London may be just two years into his Cavaliers tenure, but he’s already one of the rising young stars of the coaching ranks. Practically overnight, he’s infused new life into a program that had been wallowing under Al Groh. He’s a terrific recruiter, a must to be successful at this level, quickly earns the respect of his players and is an outstanding defensive tactician. The fact that Virginia was in the 2011 Coastal Division hunt until the final weekend of the regular season had an awful lot to do with London’s ability to maximize the talent around him. At the age of 51, he’s in his coaching prime, and has already won a national championship while at Richmond. At the current pace, he’ll perennially be on AD’s short lists of coaching candidates.
Hot Seat Status: At least for the next few years, if London leaves Charlottesville, it’ll be his decision, not the administration’s. Virginia’s biggest concern will be keeping him on the payroll.
2. Al Golden, Miami
Golden surely lost some followers a year ago, which is too bad. Not long ago, he was one of the up-and-comers in the ranks, which should not change because he grabbed the reigns of an overrated Miami program that was besieged with scandal and NCAA scrutiny. Jumping the gun on Golden is a huge mistake. He’s the same guy who did the impossible for five years in Philly, guiding perennial doormat Temple to back-to-back winning seasons. The Owls’ bowl win in 2011 and subsequent invitation to return to the Big East had the previous regime’s fingerprint all over them. The guy can spot talent, coach it up and make sure that it never becomes complacent or veers off course. He’s a tireless worker, who at the age of 42 has the full tank of gas needed to be a 12-months-a year head coach.

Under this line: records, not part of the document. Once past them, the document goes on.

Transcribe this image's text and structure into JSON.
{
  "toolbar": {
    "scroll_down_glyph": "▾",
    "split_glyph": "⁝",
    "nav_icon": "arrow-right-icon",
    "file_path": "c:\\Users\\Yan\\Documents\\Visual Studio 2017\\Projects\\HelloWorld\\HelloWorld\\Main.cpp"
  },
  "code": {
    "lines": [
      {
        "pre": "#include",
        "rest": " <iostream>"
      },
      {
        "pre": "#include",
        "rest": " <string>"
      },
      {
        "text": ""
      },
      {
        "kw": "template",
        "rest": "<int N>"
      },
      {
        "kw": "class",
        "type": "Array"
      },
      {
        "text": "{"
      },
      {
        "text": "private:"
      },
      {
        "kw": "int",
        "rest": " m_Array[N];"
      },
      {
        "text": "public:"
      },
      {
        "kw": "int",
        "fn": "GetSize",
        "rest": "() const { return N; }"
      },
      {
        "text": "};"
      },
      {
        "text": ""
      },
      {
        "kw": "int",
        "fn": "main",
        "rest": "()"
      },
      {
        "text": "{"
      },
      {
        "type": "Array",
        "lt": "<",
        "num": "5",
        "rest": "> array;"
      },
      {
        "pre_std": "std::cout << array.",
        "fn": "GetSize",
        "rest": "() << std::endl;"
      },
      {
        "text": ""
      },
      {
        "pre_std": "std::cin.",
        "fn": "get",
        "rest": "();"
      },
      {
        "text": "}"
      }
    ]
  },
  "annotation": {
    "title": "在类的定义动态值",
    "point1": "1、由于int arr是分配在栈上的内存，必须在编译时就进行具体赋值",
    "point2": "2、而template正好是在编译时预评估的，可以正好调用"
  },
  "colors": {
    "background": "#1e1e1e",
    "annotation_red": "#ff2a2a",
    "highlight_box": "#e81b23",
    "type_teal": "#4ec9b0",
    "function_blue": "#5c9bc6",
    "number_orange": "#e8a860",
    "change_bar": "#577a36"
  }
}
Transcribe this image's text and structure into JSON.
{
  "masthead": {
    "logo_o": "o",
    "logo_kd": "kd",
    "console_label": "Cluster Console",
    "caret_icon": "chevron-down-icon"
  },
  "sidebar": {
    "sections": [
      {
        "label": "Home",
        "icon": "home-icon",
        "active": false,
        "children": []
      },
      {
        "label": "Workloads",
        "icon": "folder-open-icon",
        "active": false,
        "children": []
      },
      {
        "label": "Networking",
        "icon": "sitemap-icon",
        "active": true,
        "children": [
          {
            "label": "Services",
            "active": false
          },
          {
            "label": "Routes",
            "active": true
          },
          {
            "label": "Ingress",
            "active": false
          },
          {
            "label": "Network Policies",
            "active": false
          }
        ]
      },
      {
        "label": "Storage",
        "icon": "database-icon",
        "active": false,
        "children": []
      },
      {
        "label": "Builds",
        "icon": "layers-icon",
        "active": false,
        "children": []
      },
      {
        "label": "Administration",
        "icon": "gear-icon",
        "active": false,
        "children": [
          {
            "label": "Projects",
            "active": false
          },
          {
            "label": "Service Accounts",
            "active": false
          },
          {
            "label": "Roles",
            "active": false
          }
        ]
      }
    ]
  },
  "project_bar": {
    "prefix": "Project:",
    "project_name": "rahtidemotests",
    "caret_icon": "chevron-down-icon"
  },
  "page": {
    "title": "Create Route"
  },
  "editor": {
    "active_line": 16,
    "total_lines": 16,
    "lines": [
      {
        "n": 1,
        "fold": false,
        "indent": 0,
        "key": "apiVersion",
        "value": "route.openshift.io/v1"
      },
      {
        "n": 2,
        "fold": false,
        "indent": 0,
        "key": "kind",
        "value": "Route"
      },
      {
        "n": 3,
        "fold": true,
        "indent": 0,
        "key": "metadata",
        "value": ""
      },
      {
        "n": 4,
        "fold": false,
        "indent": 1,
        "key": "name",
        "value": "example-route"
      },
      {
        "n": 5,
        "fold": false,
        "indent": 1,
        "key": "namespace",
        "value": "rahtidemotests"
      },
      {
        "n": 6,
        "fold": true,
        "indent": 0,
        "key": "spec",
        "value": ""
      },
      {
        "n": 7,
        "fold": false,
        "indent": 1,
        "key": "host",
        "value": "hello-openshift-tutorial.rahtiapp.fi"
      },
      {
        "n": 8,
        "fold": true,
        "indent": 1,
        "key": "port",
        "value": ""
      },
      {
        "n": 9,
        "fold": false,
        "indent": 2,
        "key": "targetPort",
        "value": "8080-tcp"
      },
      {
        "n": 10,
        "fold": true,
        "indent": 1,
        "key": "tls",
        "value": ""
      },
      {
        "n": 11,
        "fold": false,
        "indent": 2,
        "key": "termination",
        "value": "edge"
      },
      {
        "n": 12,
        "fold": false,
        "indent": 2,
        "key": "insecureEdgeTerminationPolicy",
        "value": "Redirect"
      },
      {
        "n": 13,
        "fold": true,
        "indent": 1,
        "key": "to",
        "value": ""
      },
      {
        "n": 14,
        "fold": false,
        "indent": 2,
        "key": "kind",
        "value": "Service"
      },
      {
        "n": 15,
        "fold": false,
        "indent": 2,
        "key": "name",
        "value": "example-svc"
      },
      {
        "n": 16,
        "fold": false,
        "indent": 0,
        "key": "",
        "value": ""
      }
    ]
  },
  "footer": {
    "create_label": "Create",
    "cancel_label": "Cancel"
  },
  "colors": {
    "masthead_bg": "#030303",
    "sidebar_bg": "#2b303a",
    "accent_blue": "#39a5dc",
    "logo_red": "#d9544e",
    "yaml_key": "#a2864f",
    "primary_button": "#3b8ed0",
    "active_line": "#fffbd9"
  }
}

Hot Seat Status: Golden inherited a tough situation, but at Miami patience will be exercised for only so long. After going 6-6, he needs to raise the bar before seriously contending for an ACC title in 2013 in order to keep critics from chirping. It should surprise no one if he’s still in South Florida five years from now.
1. Jimbo Fisher, Florida State
While the return to glory of the Seminoles has taken a little longer than hoped, it’s way too early to become frustrated with Fisher. Yeah, Florida State is still waiting to capture its first ACC championship since 2005, but patience is recommended because the program has found the right man to lead it back up the mountain. Fisher has a high ceiling in the profession, and at 46, still in the early stages of his evolution on the sidelines. In terms of X’s and O’s, he does a nice job with the offense, while delegating to the defensive staff without any ego. During the offseason, he’s brought more structure and accountability to the ‘Noles. On Signing Day, few are better. Fisher has procured the necessary talent in Tallahassee. Now he has to go out and parlay those players into titles.
Hot Seat Status: The Seminoles have their man, but Fisher is in no position to get complacent. His 2011 team was a big disappointment, playing in the Champs Sports Bowl in a year that talk of a National Championship run swirled in the air. There’ll be increased hand-wringing if he doesn’t win the ACC in 2012.